If Defence is determined to learn the lessons of the past, why isn’t it being upfront with the public on its response to the Brereton war crimes inquiry?
Justice Paul Brereton’s report last November laid bare the most shameful chapter in the Australian Defence Force’s history, finding credible information that 25 special forces soldiers murdered 39 Afghan prisoners and civilians.
Defence’s response should have been released by the Chief of the Defence Force Angus Campbell and Chief of Army Rick Burr at a full press conference, where they could be held accountable for their reform program.
Instead, eight months on, its 36-page response was quietly uploaded onto the Afghanistan Inquiry’s website.

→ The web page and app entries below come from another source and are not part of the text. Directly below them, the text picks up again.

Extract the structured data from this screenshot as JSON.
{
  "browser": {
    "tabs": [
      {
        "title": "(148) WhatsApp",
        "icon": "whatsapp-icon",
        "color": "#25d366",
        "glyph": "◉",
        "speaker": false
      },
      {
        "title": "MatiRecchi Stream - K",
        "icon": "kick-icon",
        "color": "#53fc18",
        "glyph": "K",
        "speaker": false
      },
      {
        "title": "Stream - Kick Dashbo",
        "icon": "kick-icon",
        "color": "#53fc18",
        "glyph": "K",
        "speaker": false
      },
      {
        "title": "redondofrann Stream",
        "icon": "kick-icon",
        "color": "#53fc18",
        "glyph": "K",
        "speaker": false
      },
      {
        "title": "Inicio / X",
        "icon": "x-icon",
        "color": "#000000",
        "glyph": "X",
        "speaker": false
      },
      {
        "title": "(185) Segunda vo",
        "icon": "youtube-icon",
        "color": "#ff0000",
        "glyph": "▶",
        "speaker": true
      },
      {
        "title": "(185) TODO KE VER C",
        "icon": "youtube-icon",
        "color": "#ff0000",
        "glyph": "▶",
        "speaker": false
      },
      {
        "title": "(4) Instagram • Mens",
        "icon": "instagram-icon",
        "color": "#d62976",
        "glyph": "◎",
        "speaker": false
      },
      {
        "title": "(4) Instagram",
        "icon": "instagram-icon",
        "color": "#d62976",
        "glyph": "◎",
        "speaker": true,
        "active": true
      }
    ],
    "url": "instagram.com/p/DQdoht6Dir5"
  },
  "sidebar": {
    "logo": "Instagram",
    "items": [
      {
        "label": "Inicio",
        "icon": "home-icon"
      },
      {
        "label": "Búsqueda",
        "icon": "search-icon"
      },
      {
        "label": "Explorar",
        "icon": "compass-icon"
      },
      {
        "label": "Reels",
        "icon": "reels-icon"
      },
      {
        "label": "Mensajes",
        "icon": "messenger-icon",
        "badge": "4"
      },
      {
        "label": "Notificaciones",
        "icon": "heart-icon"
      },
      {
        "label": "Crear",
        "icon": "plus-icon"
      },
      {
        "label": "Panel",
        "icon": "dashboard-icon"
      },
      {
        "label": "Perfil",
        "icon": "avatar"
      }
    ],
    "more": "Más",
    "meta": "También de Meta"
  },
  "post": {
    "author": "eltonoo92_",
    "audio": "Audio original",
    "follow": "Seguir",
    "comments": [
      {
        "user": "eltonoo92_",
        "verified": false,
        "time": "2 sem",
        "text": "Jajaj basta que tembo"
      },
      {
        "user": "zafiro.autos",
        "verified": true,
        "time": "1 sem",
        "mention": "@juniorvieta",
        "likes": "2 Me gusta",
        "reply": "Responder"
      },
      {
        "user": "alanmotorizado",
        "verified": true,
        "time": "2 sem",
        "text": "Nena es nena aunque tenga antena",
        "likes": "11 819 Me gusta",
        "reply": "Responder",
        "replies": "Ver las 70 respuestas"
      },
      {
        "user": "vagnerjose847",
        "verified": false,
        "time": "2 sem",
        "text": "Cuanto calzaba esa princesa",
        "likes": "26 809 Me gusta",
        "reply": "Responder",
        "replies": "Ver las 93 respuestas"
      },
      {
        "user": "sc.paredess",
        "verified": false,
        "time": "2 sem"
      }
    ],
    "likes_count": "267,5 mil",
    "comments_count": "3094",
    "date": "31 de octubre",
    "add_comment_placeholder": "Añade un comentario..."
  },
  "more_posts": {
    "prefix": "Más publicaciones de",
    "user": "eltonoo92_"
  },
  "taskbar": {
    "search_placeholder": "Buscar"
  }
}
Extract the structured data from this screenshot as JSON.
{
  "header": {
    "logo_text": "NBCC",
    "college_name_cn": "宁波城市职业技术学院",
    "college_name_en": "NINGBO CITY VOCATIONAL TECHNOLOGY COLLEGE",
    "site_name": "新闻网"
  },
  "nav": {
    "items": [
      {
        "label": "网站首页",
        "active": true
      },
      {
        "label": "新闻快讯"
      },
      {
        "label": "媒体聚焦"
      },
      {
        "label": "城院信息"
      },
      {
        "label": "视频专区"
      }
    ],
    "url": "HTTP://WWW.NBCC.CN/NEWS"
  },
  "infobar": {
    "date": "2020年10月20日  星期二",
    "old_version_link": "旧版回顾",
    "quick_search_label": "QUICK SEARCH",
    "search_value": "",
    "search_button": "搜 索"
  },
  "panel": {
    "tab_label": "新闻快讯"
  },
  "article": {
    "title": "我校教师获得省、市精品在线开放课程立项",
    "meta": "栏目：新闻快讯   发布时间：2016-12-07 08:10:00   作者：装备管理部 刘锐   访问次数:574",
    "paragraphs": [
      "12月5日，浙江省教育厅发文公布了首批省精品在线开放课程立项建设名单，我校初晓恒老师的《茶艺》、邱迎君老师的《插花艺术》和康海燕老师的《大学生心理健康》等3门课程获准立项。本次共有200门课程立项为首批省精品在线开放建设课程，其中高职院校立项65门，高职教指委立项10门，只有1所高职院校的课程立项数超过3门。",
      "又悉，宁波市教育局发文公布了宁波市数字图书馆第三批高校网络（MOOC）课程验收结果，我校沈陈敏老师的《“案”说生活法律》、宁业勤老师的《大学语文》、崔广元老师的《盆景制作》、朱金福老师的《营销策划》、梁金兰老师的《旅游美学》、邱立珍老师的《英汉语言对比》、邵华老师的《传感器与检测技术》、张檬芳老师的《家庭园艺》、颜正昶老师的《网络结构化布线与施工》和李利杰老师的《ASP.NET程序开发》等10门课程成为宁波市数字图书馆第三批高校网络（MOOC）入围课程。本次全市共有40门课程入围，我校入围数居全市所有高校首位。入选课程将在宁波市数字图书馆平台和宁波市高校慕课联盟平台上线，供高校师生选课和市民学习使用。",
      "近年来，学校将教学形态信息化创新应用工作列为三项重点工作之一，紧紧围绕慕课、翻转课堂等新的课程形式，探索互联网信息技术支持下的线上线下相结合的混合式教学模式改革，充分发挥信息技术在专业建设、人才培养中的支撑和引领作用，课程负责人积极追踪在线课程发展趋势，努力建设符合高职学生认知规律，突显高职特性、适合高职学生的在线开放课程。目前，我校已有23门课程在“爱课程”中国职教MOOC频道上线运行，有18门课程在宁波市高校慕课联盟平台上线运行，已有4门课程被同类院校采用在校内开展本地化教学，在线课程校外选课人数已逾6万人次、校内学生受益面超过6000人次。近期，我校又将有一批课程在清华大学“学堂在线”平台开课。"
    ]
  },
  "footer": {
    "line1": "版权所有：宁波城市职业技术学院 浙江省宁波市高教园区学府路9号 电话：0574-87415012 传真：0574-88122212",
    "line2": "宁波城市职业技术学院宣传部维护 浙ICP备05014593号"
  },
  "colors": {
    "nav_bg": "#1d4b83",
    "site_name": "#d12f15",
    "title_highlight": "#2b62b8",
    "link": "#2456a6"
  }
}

The document, in careful bureaucratic language, flags a series of reforms over the next 4½ years to restore moral authority, trust and confidence in the ADF.
But there is still no serious examination of the leadership failures that allowed the alleged crimes to take place. Nor is there any commitment to hold senior officers accountable for the actions of those lower down the chain of command.
On Defence’s timeline, this may or may not happen by the end of 2021 – a decade after the most serious crimes are alleged to have taken place.
The Australian people and ADF personnel who did nothing wrong want to move on. That can’t happen without openness and accountability.
The Brereton report found a perception that it was not for those “inside the wire” to question the accounts of special forces soldiers.
Defence is now acting as though it is not for those outside the department to question it’s response to such a betrayal of trust by those within its ranks.
The Australian – Foreign Affairs & Defence Corrrespondent